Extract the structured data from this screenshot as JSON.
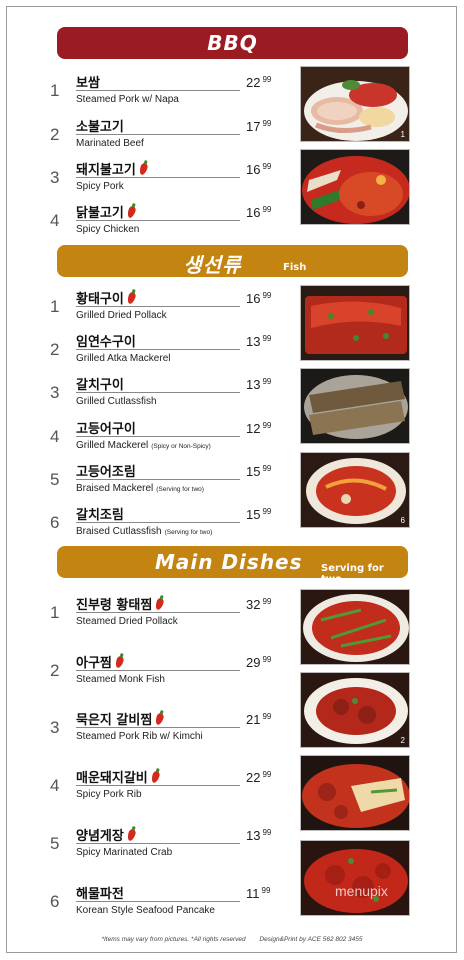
{
  "sections": {
    "bbq": {
      "title": "BBQ",
      "color": "#9b1b22"
    },
    "fish": {
      "title": "생선류",
      "subtitle": "Fish",
      "color": "#c38412"
    },
    "main": {
      "title": "Main Dishes",
      "subtitle": "Serving for two",
      "color": "#c38412"
    }
  },
  "bbq_items": [
    {
      "num": "1",
      "kr": "보쌈",
      "en": "Steamed Pork w/ Napa",
      "price": "22",
      "cents": "99",
      "spicy": false
    },
    {
      "num": "2",
      "kr": "소불고기",
      "en": "Marinated Beef",
      "price": "17",
      "cents": "99",
      "spicy": false
    },
    {
      "num": "3",
      "kr": "돼지불고기",
      "en": "Spicy Pork",
      "price": "16",
      "cents": "99",
      "spicy": true
    },
    {
      "num": "4",
      "kr": "닭불고기",
      "en": "Spicy Chicken",
      "price": "16",
      "cents": "99",
      "spicy": true
    }
  ],
  "fish_items": [
    {
      "num": "1",
      "kr": "황태구이",
      "en": "Grilled Dried Pollack",
      "note": "",
      "price": "16",
      "cents": "99",
      "spicy": true
    },
    {
      "num": "2",
      "kr": "임연수구이",
      "en": "Grilled Atka Mackerel",
      "note": "",
      "price": "13",
      "cents": "99",
      "spicy": false
    },
    {
      "num": "3",
      "kr": "갈치구이",
      "en": "Grilled Cutlassfish",
      "note": "",
      "price": "13",
      "cents": "99",
      "spicy": false
    },
    {
      "num": "4",
      "kr": "고등어구이",
      "en": "Grilled Mackerel",
      "note": "(Spicy or Non-Spicy)",
      "price": "12",
      "cents": "99",
      "spicy": false
    },
    {
      "num": "5",
      "kr": "고등어조림",
      "en": "Braised Mackerel",
      "note": "(Serving for two)",
      "price": "15",
      "cents": "99",
      "spicy": false
    },
    {
      "num": "6",
      "kr": "갈치조림",
      "en": "Braised Cutlassfish",
      "note": "(Serving for two)",
      "price": "15",
      "cents": "99",
      "spicy": false
    }
  ],
  "main_items": [
    {
      "num": "1",
      "kr": "진부령 황태찜",
      "en": "Steamed Dried Pollack",
      "price": "32",
      "cents": "99",
      "spicy": true
    },
    {
      "num": "2",
      "kr": "아구찜",
      "en": "Steamed Monk Fish",
      "price": "29",
      "cents": "99",
      "spicy": true
    },
    {
      "num": "3",
      "kr": "묵은지 갈비찜",
      "en": "Steamed Pork Rib w/ Kimchi",
      "price": "21",
      "cents": "99",
      "spicy": true
    },
    {
      "num": "4",
      "kr": "매운돼지갈비",
      "en": "Spicy Pork Rib",
      "price": "22",
      "cents": "99",
      "spicy": true
    },
    {
      "num": "5",
      "kr": "양념게장",
      "en": "Spicy Marinated Crab",
      "price": "13",
      "cents": "99",
      "spicy": true
    },
    {
      "num": "6",
      "kr": "해물파전",
      "en": "Korean Style Seafood Pancake",
      "price": "11",
      "cents": "99",
      "spicy": false
    }
  ],
  "photo_tags": {
    "bbq1": "1",
    "fish6": "6",
    "main2": "2"
  },
  "footer": {
    "disclaimer": "*Items may vary from pictures. *All rights reserved",
    "credit": "Design&Print by ACE 562 802 3455"
  },
  "watermark": "menupix"
}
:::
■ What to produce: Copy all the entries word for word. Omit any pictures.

■ Response for this exercise:
Extract the structured data from this screenshot as JSON.
{
  "sections": {
    "bbq": {
      "title": "BBQ",
      "color": "#9b1b22"
    },
    "fish": {
      "title": "생선류",
      "subtitle": "Fish",
      "color": "#c38412"
    },
    "main": {
      "title": "Main Dishes",
      "subtitle": "Serving for two",
      "color": "#c38412"
    }
  },
  "bbq_items": [
    {
      "num": "1",
      "kr": "보쌈",
      "en": "Steamed Pork w/ Napa",
      "price": "22",
      "cents": "99",
      "spicy": false
    },
    {
      "num": "2",
      "kr": "소불고기",
      "en": "Marinated Beef",
      "price": "17",
      "cents": "99",
      "spicy": false
    },
    {
      "num": "3",
      "kr": "돼지불고기",
      "en": "Spicy Pork",
      "price": "16",
      "cents": "99",
      "spicy": true
    },
    {
      "num": "4",
      "kr": "닭불고기",
      "en": "Spicy Chicken",
      "price": "16",
      "cents": "99",
      "spicy": true
    }
  ],
  "fish_items": [
    {
      "num": "1",
      "kr": "황태구이",
      "en": "Grilled Dried Pollack",
      "note": "",
      "price": "16",
      "cents": "99",
      "spicy": true
    },
    {
      "num": "2",
      "kr": "임연수구이",
      "en": "Grilled Atka Mackerel",
      "note": "",
      "price": "13",
      "cents": "99",
      "spicy": false
    },
    {
      "num": "3",
      "kr": "갈치구이",
      "en": "Grilled Cutlassfish",
      "note": "",
      "price": "13",
      "cents": "99",
      "spicy": false
    },
    {
      "num": "4",
      "kr": "고등어구이",
      "en": "Grilled Mackerel",
      "note": "(Spicy or Non-Spicy)",
      "price": "12",
      "cents": "99",
      "spicy": false
    },
    {
      "num": "5",
      "kr": "고등어조림",
      "en": "Braised Mackerel",
      "note": "(Serving for two)",
      "price": "15",
      "cents": "99",
      "spicy": false
    },
    {
      "num": "6",
      "kr": "갈치조림",
      "en": "Braised Cutlassfish",
      "note": "(Serving for two)",
      "price": "15",
      "cents": "99",
      "spicy": false
    }
  ],
  "main_items": [
    {
      "num": "1",
      "kr": "진부령 황태찜",
      "en": "Steamed Dried Pollack",
      "price": "32",
      "cents": "99",
      "spicy": true
    },
    {
      "num": "2",
      "kr": "아구찜",
      "en": "Steamed Monk Fish",
      "price": "29",
      "cents": "99",
      "spicy": true
    },
    {
      "num": "3",
      "kr": "묵은지 갈비찜",
      "en": "Steamed Pork Rib w/ Kimchi",
      "price": "21",
      "cents": "99",
      "spicy": true
    },
    {
      "num": "4",
      "kr": "매운돼지갈비",
      "en": "Spicy Pork Rib",
      "price": "22",
      "cents": "99",
      "spicy": true
    },
    {
      "num": "5",
      "kr": "양념게장",
      "en": "Spicy Marinated Crab",
      "price": "13",
      "cents": "99",
      "spicy": true
    },
    {
      "num": "6",
      "kr": "해물파전",
      "en": "Korean Style Seafood Pancake",
      "price": "11",
      "cents": "99",
      "spicy": false
    }
  ],
  "photo_tags": {
    "bbq1": "1",
    "fish6": "6",
    "main2": "2"
  },
  "footer": {
    "disclaimer": "*Items may vary from pictures. *All rights reserved",
    "credit": "Design&Print by ACE 562 802 3455"
  },
  "watermark": "menupix"
}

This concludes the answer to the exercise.